> [Source records]
[Start of section]
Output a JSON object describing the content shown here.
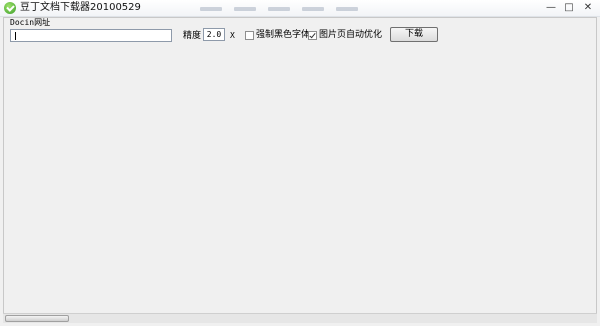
{
  "window": {
    "title": "豆丁文档下载器20100529",
    "buttons": {
      "minimize": "—",
      "maximize": "□",
      "close": "✕"
    }
  },
  "form": {
    "url_label": "Docin网址",
    "url_value": "",
    "precision_label": "精度",
    "precision_value": "2.0",
    "times_label": "X",
    "checkbox_force_black": {
      "label": "强制黑色字体",
      "checked": false
    },
    "checkbox_page_optimize": {
      "label": "图片页自动优化",
      "checked": true
    },
    "download_button": "下载"
  }
}
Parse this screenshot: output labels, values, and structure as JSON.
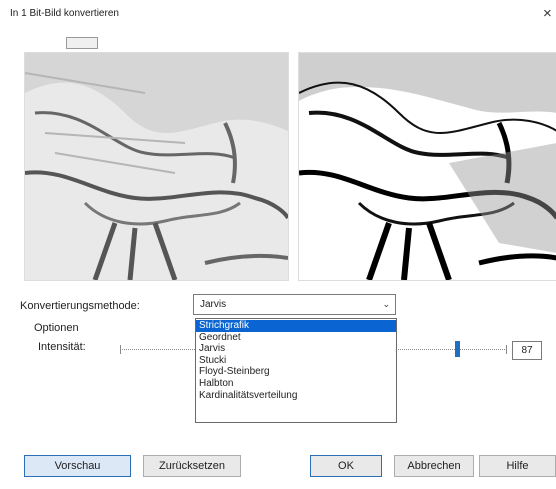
{
  "window": {
    "title": "In 1 Bit-Bild konvertieren",
    "close_glyph": "×"
  },
  "method": {
    "label": "Konvertierungsmethode:",
    "selected": "Jarvis",
    "options": [
      "Strichgrafik",
      "Geordnet",
      "Jarvis",
      "Stucki",
      "Floyd-Steinberg",
      "Halbton",
      "Kardinalitätsverteilung"
    ],
    "highlighted": "Strichgrafik"
  },
  "options_group": {
    "label": "Optionen"
  },
  "intensity": {
    "label": "Intensität:",
    "value": "87",
    "level": 0.87
  },
  "buttons": {
    "preview": "Vorschau",
    "reset": "Zurücksetzen",
    "ok": "OK",
    "cancel": "Abbrechen",
    "help": "Hilfe"
  },
  "colors": {
    "accent": "#0a64d2",
    "thumb": "#1f6fbf"
  },
  "icons": {
    "close": "close-icon",
    "dropdown": "chevron-down-icon"
  }
}
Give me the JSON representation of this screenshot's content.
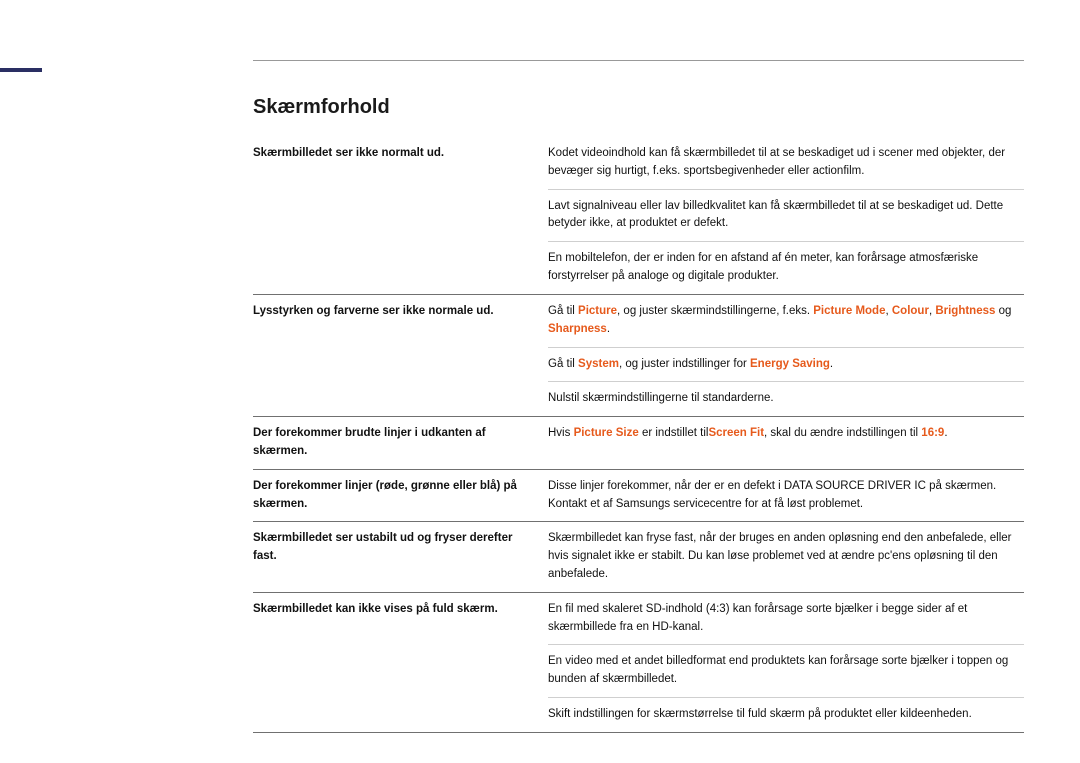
{
  "heading": "Skærmforhold",
  "rows": [
    {
      "left": "Skærmbilledet ser ikke normalt ud.",
      "cells": [
        {
          "segs": [
            {
              "t": "Kodet videoindhold kan få skærmbilledet til at se beskadiget ud i scener med objekter, der bevæger sig hurtigt, f.eks. sportsbegivenheder eller actionfilm."
            }
          ]
        },
        {
          "segs": [
            {
              "t": "Lavt signalniveau eller lav billedkvalitet kan få skærmbilledet til at se beskadiget ud. Dette betyder ikke, at produktet er defekt."
            }
          ]
        },
        {
          "segs": [
            {
              "t": "En mobiltelefon, der er inden for en afstand af én meter, kan forårsage atmosfæriske forstyrrelser på analoge og digitale produkter."
            }
          ]
        }
      ]
    },
    {
      "left": "Lysstyrken og farverne ser ikke normale ud.",
      "cells": [
        {
          "segs": [
            {
              "t": "Gå til "
            },
            {
              "t": "Picture",
              "hl": true
            },
            {
              "t": ", og juster skærmindstillingerne, f.eks. "
            },
            {
              "t": "Picture Mode",
              "hl": true
            },
            {
              "t": ", "
            },
            {
              "t": "Colour",
              "hl": true
            },
            {
              "t": ", "
            },
            {
              "t": "Brightness",
              "hl": true
            },
            {
              "t": " og "
            },
            {
              "t": "Sharpness",
              "hl": true
            },
            {
              "t": "."
            }
          ]
        },
        {
          "segs": [
            {
              "t": "Gå til "
            },
            {
              "t": "System",
              "hl": true
            },
            {
              "t": ", og juster indstillinger for "
            },
            {
              "t": "Energy Saving",
              "hl": true
            },
            {
              "t": "."
            }
          ]
        },
        {
          "segs": [
            {
              "t": "Nulstil skærmindstillingerne til standarderne."
            }
          ]
        }
      ]
    },
    {
      "left": "Der forekommer brudte linjer i udkanten af skærmen.",
      "cells": [
        {
          "segs": [
            {
              "t": "Hvis "
            },
            {
              "t": "Picture Size",
              "hl": true
            },
            {
              "t": " er indstillet til"
            },
            {
              "t": "Screen Fit",
              "hl": true
            },
            {
              "t": ", skal du ændre indstillingen til "
            },
            {
              "t": "16:9",
              "hl": true
            },
            {
              "t": "."
            }
          ]
        }
      ]
    },
    {
      "left": "Der forekommer linjer (røde, grønne eller blå) på skærmen.",
      "cells": [
        {
          "segs": [
            {
              "t": "Disse linjer forekommer, når der er en defekt i DATA SOURCE DRIVER IC på skærmen. Kontakt et af Samsungs servicecentre for at få løst problemet."
            }
          ]
        }
      ]
    },
    {
      "left": "Skærmbilledet ser ustabilt ud og fryser derefter fast.",
      "cells": [
        {
          "segs": [
            {
              "t": "Skærmbilledet kan fryse fast, når der bruges en anden opløsning end den anbefalede, eller hvis signalet ikke er stabilt. Du kan løse problemet ved at ændre pc'ens opløsning til den anbefalede."
            }
          ]
        }
      ]
    },
    {
      "left": "Skærmbilledet kan ikke vises på fuld skærm.",
      "cells": [
        {
          "segs": [
            {
              "t": "En fil med skaleret SD-indhold (4:3) kan forårsage sorte bjælker i begge sider af et skærmbillede fra en HD-kanal."
            }
          ]
        },
        {
          "segs": [
            {
              "t": "En video med et andet billedformat end produktets kan forårsage sorte bjælker i toppen og bunden af skærmbilledet."
            }
          ]
        },
        {
          "segs": [
            {
              "t": "Skift indstillingen for skærmstørrelse til fuld skærm på produktet eller kildeenheden."
            }
          ]
        }
      ]
    }
  ]
}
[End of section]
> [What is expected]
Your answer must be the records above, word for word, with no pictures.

> [Output for this task]
Output a JSON object describing the content shown here.
{
  "window": {
    "title": "豆丁文档下载器20100529",
    "buttons": {
      "minimize": "—",
      "maximize": "□",
      "close": "✕"
    }
  },
  "form": {
    "url_label": "Docin网址",
    "url_value": "",
    "precision_label": "精度",
    "precision_value": "2.0",
    "times_label": "X",
    "checkbox_force_black": {
      "label": "强制黑色字体",
      "checked": false
    },
    "checkbox_page_optimize": {
      "label": "图片页自动优化",
      "checked": true
    },
    "download_button": "下载"
  }
}
Parse this screenshot: output labels, values, and structure as JSON.
{
  "window": {
    "title": "In 1 Bit-Bild konvertieren",
    "close_glyph": "×"
  },
  "method": {
    "label": "Konvertierungsmethode:",
    "selected": "Jarvis",
    "options": [
      "Strichgrafik",
      "Geordnet",
      "Jarvis",
      "Stucki",
      "Floyd-Steinberg",
      "Halbton",
      "Kardinalitätsverteilung"
    ],
    "highlighted": "Strichgrafik"
  },
  "options_group": {
    "label": "Optionen"
  },
  "intensity": {
    "label": "Intensität:",
    "value": "87",
    "level": 0.87
  },
  "buttons": {
    "preview": "Vorschau",
    "reset": "Zurücksetzen",
    "ok": "OK",
    "cancel": "Abbrechen",
    "help": "Hilfe"
  },
  "colors": {
    "accent": "#0a64d2",
    "thumb": "#1f6fbf"
  },
  "icons": {
    "close": "close-icon",
    "dropdown": "chevron-down-icon"
  }
}
Give me the JSON representation of this screenshot's content.
{
  "heading": "Skærmforhold",
  "rows": [
    {
      "left": "Skærmbilledet ser ikke normalt ud.",
      "cells": [
        {
          "segs": [
            {
              "t": "Kodet videoindhold kan få skærmbilledet til at se beskadiget ud i scener med objekter, der bevæger sig hurtigt, f.eks. sportsbegivenheder eller actionfilm."
            }
          ]
        },
        {
          "segs": [
            {
              "t": "Lavt signalniveau eller lav billedkvalitet kan få skærmbilledet til at se beskadiget ud. Dette betyder ikke, at produktet er defekt."
            }
          ]
        },
        {
          "segs": [
            {
              "t": "En mobiltelefon, der er inden for en afstand af én meter, kan forårsage atmosfæriske forstyrrelser på analoge og digitale produkter."
            }
          ]
        }
      ]
    },
    {
      "left": "Lysstyrken og farverne ser ikke normale ud.",
      "cells": [
        {
          "segs": [
            {
              "t": "Gå til "
            },
            {
              "t": "Picture",
              "hl": true
            },
            {
              "t": ", og juster skærmindstillingerne, f.eks. "
            },
            {
              "t": "Picture Mode",
              "hl": true
            },
            {
              "t": ", "
            },
            {
              "t": "Colour",
              "hl": true
            },
            {
              "t": ", "
            },
            {
              "t": "Brightness",
              "hl": true
            },
            {
              "t": " og "
            },
            {
              "t": "Sharpness",
              "hl": true
            },
            {
              "t": "."
            }
          ]
        },
        {
          "segs": [
            {
              "t": "Gå til "
            },
            {
              "t": "System",
              "hl": true
            },
            {
              "t": ", og juster indstillinger for "
            },
            {
              "t": "Energy Saving",
              "hl": true
            },
            {
              "t": "."
            }
          ]
        },
        {
          "segs": [
            {
              "t": "Nulstil skærmindstillingerne til standarderne."
            }
          ]
        }
      ]
    },
    {
      "left": "Der forekommer brudte linjer i udkanten af skærmen.",
      "cells": [
        {
          "segs": [
            {
              "t": "Hvis "
            },
            {
              "t": "Picture Size",
              "hl": true
            },
            {
              "t": " er indstillet til"
            },
            {
              "t": "Screen Fit",
              "hl": true
            },
            {
              "t": ", skal du ændre indstillingen til "
            },
            {
              "t": "16:9",
              "hl": true
            },
            {
              "t": "."
            }
          ]
        }
      ]
    },
    {
      "left": "Der forekommer linjer (røde, grønne eller blå) på skærmen.",
      "cells": [
        {
          "segs": [
            {
              "t": "Disse linjer forekommer, når der er en defekt i DATA SOURCE DRIVER IC på skærmen. Kontakt et af Samsungs servicecentre for at få løst problemet."
            }
          ]
        }
      ]
    },
    {
      "left": "Skærmbilledet ser ustabilt ud og fryser derefter fast.",
      "cells": [
        {
          "segs": [
            {
              "t": "Skærmbilledet kan fryse fast, når der bruges en anden opløsning end den anbefalede, eller hvis signalet ikke er stabilt. Du kan løse problemet ved at ændre pc'ens opløsning til den anbefalede."
            }
          ]
        }
      ]
    },
    {
      "left": "Skærmbilledet kan ikke vises på fuld skærm.",
      "cells": [
        {
          "segs": [
            {
              "t": "En fil med skaleret SD-indhold (4:3) kan forårsage sorte bjælker i begge sider af et skærmbillede fra en HD-kanal."
            }
          ]
        },
        {
          "segs": [
            {
              "t": "En video med et andet billedformat end produktets kan forårsage sorte bjælker i toppen og bunden af skærmbilledet."
            }
          ]
        },
        {
          "segs": [
            {
              "t": "Skift indstillingen for skærmstørrelse til fuld skærm på produktet eller kildeenheden."
            }
          ]
        }
      ]
    }
  ]
}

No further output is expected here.